The number of newly registered electric vehicles (EVs) in Korea surpassed 100,000 units last year alone. Norway is the only other country to match such numbers. The core materials that determine the battery life and charging speed of now commonly seen EVs are anode materials. Korea’s domestic battery industry has been committed to finding revolutionary ways to increase the battery capacity by introducing new technologies or other anode materials. But what if we get rid of anode materials altogether?
A POSTECH research team led by Professor Soojin Park and Ph.D. candidate Sungjin Cho (Department of Chemistry) in collaboration with Professor Dong-Hwa Seo and Dr. Dong Yeon Kim (School of Energy and Chemical Engineering) at Ulsan Institute of Science and Technology (UNIST) have developed anode-free lithium batteries with performance of long battery life on a single charge.
The newly developed anode-free battery has a volumetric energy density of 977 Wh/L which is 40% higher than the conventional batteries (700 Wh/L). This means that the battery can run for 630 km on a single charge.
Batteries usually change the structure of anode materials as lithium ions flow to and from the electrode during repetitive charging and discharging. This is why the battery capacity decreases over time.
It was thought that if it was possible to charge and discharge only with a bare anode current collector without anode materials, the energy density—which determines the battery capacity—would increase.
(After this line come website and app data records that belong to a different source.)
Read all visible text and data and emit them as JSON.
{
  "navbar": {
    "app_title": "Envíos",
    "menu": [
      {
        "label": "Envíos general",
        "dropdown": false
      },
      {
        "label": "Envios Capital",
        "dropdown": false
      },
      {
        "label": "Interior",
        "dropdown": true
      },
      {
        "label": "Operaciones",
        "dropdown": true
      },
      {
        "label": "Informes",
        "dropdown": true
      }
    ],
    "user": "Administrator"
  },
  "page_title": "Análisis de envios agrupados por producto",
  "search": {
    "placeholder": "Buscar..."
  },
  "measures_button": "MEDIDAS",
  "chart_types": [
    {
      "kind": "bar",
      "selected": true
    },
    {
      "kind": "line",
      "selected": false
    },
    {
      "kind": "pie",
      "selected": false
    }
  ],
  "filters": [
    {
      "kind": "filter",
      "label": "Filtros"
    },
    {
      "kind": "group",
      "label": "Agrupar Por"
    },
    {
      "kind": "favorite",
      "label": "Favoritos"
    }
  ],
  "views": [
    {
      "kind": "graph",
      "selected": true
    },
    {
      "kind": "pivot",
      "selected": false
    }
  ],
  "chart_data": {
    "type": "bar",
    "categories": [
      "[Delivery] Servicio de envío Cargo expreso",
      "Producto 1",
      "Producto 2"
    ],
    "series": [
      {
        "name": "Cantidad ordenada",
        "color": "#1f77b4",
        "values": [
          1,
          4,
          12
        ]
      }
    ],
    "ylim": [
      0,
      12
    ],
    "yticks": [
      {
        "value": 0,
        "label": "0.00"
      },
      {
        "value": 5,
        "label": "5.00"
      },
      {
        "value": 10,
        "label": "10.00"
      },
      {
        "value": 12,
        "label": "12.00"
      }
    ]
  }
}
However, this method had a critical weakness which causes significant swelling of the anode volume and reduces the battery lifecycle. It swelled because there was no stable storage for lithium in the anode.
To overcome this issue, the research team succeeded in developing an anode-free battery in a commonly-used carbonate-based liquid electrolyte by adding an ion conductive substrate. The substrate not only forms an anode protective layer but also helps minimize the bulk expansion of the anode.
The study shows that the battery maintained high capacity of 4.2 mAh cm-2 and high current density of 2.1 mA cm-2 for a long period in the carbonate-based liquid electrolyte. It was also proven both in theory and through experiments that substrates can store lithium.
Further, what’s drawing even more attention is that the team successfully demonstrated the solid- state half-cells by using Argyrodite-based sulfide-based solid electrolyte. It is anticipated that this battery will accelerate the commercialization of non-explosive batteries since it maintains high capacity for longer periods.
The study was recently published in Advanced Functional Materials.